Segment Open

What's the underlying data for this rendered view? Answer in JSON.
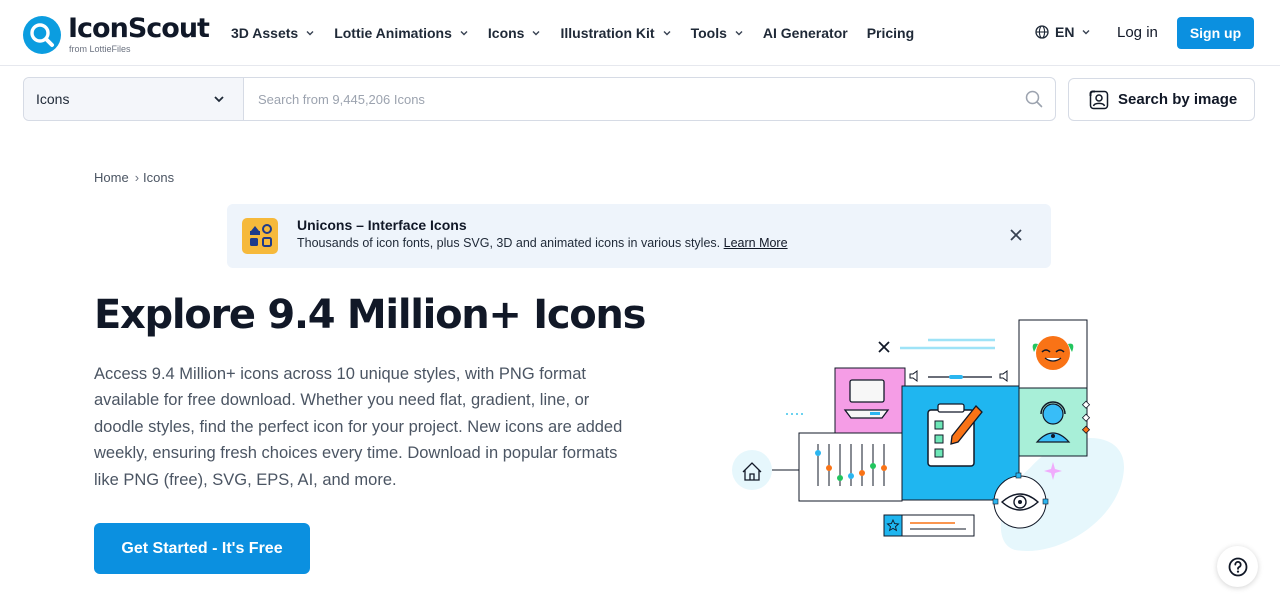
{
  "header": {
    "logo_name": "IconScout",
    "logo_sub": "from LottieFiles",
    "nav": [
      {
        "label": "3D Assets",
        "dropdown": true
      },
      {
        "label": "Lottie Animations",
        "dropdown": true
      },
      {
        "label": "Icons",
        "dropdown": true
      },
      {
        "label": "Illustration Kit",
        "dropdown": true
      },
      {
        "label": "Tools",
        "dropdown": true
      },
      {
        "label": "AI Generator",
        "dropdown": false
      },
      {
        "label": "Pricing",
        "dropdown": false
      }
    ],
    "language": "EN",
    "login_label": "Log in",
    "signup_label": "Sign up"
  },
  "search": {
    "category": "Icons",
    "placeholder": "Search from 9,445,206 Icons",
    "value": "",
    "image_search_label": "Search by image"
  },
  "breadcrumb": {
    "home": "Home",
    "separator": "›",
    "current": "Icons"
  },
  "promo": {
    "title": "Unicons – Interface Icons",
    "text": "Thousands of icon fonts, plus SVG, 3D and animated icons in various styles.",
    "link": "Learn More"
  },
  "hero": {
    "title": "Explore 9.4 Million+ Icons",
    "description": "Access 9.4 Million+ icons across 10 unique styles, with PNG format available for free download. Whether you need flat, gradient, line, or doodle styles, find the perfect icon for your project. New icons are added weekly, ensuring fresh choices every time. Download in popular formats like PNG (free), SVG, EPS, AI, and more.",
    "cta_label": "Get Started - It's Free"
  },
  "colors": {
    "brand_blue": "#0b90e0",
    "promo_bg": "#eef4fb",
    "illustration_cyan": "#1fb6f0",
    "illustration_pink": "#f59de6",
    "illustration_mint": "#a8efd8"
  },
  "icons": [
    "logo-search-icon",
    "chevron-down-icon",
    "globe-icon",
    "search-icon",
    "image-search-icon",
    "close-icon",
    "help-icon"
  ]
}
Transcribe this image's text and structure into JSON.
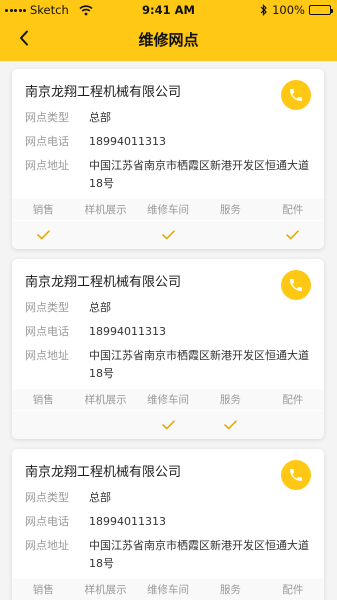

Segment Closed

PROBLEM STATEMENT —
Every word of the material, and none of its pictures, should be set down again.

SOLVED PROBLEM —
What's the underlying data for this rendered view? Answer in JSON.
{
  "header": {
    "logo_name": "IconScout",
    "logo_sub": "from LottieFiles",
    "nav": [
      {
        "label": "3D Assets",
        "dropdown": true
      },
      {
        "label": "Lottie Animations",
        "dropdown": true
      },
      {
        "label": "Icons",
        "dropdown": true
      },
      {
        "label": "Illustration Kit",
        "dropdown": true
      },
      {
        "label": "Tools",
        "dropdown": true
      },
      {
        "label": "AI Generator",
        "dropdown": false
      },
      {
        "label": "Pricing",
        "dropdown": false
      }
    ],
    "language": "EN",
    "login_label": "Log in",
    "signup_label": "Sign up"
  },
  "search": {
    "category": "Icons",
    "placeholder": "Search from 9,445,206 Icons",
    "value": "",
    "image_search_label": "Search by image"
  },
  "breadcrumb": {
    "home": "Home",
    "separator": "›",
    "current": "Icons"
  },
  "promo": {
    "title": "Unicons – Interface Icons",
    "text": "Thousands of icon fonts, plus SVG, 3D and animated icons in various styles.",
    "link": "Learn More"
  },
  "hero": {
    "title": "Explore 9.4 Million+ Icons",
    "description": "Access 9.4 Million+ icons across 10 unique styles, with PNG format available for free download. Whether you need flat, gradient, line, or doodle styles, find the perfect icon for your project. New icons are added weekly, ensuring fresh choices every time. Download in popular formats like PNG (free), SVG, EPS, AI, and more.",
    "cta_label": "Get Started - It's Free"
  },
  "colors": {
    "brand_blue": "#0b90e0",
    "promo_bg": "#eef4fb",
    "illustration_cyan": "#1fb6f0",
    "illustration_pink": "#f59de6",
    "illustration_mint": "#a8efd8"
  },
  "icons": [
    "logo-search-icon",
    "chevron-down-icon",
    "globe-icon",
    "search-icon",
    "image-search-icon",
    "close-icon",
    "help-icon"
  ]
}
Transcribe this image's text and structure into JSON.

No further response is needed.